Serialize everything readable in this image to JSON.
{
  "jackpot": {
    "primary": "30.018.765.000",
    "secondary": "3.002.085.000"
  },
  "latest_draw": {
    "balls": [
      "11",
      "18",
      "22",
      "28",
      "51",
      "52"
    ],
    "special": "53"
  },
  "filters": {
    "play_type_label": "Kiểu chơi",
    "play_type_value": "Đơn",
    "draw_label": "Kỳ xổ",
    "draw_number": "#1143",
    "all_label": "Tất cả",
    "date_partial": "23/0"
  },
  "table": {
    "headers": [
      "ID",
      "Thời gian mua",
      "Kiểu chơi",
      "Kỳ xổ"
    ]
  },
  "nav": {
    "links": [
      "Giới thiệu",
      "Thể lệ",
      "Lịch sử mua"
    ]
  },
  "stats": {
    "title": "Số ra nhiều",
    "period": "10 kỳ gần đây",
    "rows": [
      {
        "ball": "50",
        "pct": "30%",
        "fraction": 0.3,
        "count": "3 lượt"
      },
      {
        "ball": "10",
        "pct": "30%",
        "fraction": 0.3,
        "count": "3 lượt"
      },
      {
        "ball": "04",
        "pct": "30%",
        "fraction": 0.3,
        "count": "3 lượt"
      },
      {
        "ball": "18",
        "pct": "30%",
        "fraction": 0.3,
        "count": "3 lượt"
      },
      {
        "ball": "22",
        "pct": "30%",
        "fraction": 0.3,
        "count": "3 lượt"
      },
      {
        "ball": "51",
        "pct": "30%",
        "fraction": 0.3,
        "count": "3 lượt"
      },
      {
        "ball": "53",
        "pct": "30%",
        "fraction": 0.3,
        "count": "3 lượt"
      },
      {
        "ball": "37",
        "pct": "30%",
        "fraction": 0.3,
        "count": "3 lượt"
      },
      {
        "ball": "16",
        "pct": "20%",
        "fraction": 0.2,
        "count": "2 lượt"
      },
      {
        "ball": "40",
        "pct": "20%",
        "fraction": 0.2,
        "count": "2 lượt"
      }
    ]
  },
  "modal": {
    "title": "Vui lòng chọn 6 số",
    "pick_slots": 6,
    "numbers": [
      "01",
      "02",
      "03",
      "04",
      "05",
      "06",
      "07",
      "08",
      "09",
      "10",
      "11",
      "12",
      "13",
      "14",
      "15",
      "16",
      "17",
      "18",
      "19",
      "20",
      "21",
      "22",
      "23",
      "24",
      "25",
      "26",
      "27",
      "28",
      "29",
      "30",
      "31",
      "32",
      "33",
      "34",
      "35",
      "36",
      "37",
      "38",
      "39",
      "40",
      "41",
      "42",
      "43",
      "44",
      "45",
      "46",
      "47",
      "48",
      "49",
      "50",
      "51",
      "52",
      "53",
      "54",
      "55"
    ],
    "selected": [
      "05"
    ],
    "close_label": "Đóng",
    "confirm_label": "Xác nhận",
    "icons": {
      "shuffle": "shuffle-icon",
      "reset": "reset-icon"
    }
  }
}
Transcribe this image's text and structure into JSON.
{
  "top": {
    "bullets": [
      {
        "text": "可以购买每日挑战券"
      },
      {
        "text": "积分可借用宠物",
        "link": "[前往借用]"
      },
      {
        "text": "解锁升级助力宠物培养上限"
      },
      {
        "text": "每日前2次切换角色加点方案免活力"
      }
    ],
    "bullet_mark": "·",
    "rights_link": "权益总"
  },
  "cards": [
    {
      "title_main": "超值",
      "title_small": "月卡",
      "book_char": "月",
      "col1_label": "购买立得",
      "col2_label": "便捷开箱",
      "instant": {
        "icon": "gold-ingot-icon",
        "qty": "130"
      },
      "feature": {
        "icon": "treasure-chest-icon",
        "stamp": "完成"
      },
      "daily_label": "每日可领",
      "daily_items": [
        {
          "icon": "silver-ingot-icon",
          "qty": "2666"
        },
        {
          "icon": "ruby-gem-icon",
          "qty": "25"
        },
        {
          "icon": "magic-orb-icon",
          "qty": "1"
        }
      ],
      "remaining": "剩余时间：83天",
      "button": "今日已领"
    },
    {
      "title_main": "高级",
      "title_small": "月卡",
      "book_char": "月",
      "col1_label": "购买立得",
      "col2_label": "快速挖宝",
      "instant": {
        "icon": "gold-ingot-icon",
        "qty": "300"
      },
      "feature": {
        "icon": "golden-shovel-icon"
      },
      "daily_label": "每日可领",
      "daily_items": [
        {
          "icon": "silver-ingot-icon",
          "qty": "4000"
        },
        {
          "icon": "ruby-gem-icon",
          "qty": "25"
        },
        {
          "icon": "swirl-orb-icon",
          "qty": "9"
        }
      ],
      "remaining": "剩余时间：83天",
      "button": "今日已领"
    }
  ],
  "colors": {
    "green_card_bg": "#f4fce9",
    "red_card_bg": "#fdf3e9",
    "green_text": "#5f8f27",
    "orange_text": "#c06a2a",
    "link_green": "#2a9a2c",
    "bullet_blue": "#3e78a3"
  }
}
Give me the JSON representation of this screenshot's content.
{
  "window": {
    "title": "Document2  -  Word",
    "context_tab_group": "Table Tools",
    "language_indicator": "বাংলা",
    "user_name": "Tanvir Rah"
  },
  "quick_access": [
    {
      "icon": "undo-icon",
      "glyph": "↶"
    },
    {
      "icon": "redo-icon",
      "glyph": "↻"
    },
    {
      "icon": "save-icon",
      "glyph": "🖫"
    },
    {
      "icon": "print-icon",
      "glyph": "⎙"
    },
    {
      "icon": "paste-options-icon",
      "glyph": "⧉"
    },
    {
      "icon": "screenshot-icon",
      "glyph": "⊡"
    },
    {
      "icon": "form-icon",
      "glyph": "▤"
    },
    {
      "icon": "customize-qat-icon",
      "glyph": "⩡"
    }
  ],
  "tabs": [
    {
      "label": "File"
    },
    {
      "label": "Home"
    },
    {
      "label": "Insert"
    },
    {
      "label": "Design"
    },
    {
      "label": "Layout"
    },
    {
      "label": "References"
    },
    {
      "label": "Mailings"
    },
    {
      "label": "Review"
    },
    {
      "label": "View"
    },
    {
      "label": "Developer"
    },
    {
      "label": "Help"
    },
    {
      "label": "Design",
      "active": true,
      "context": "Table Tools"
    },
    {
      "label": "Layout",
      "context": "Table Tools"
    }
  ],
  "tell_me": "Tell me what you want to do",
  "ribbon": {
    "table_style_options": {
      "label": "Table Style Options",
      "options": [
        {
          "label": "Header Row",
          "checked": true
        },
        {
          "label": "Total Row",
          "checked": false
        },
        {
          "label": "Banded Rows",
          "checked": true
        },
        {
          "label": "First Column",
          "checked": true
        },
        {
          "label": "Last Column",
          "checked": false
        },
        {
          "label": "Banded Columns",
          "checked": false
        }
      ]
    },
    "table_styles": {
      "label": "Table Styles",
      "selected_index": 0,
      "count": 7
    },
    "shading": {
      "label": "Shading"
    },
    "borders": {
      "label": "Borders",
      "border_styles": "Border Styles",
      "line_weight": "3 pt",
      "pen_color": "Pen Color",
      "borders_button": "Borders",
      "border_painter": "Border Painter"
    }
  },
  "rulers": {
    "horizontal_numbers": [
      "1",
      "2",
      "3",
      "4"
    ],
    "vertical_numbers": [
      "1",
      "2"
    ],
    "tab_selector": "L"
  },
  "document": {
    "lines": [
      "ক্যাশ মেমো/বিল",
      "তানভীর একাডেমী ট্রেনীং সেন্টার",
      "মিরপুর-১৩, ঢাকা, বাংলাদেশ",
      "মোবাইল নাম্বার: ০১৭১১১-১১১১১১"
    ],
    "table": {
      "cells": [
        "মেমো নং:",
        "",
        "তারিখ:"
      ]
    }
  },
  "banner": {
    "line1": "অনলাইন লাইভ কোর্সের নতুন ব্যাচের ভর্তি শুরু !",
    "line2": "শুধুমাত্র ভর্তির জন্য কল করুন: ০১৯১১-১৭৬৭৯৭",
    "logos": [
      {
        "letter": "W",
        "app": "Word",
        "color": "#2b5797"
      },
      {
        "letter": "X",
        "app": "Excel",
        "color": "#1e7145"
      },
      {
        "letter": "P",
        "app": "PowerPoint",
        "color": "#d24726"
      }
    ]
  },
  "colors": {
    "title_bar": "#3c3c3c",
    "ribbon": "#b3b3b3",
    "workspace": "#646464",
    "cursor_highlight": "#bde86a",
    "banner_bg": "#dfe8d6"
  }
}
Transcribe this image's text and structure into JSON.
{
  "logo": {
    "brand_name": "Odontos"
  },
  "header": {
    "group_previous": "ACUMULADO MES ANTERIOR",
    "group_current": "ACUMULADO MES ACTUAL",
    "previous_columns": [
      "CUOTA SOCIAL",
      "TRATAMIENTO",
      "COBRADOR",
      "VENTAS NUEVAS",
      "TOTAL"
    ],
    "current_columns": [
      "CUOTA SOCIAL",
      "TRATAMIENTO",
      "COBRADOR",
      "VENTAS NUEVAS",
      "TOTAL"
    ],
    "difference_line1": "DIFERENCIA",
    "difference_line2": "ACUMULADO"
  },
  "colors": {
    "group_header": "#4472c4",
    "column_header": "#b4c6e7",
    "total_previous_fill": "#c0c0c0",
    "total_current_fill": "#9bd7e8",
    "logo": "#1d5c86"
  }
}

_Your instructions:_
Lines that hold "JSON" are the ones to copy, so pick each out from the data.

_Output for this task:_
Serialize everything readable in this image to JSON.
Transcribe this image's text and structure into JSON.
Give me the JSON representation of this screenshot's content.
Transcribe this image's text and structure into JSON.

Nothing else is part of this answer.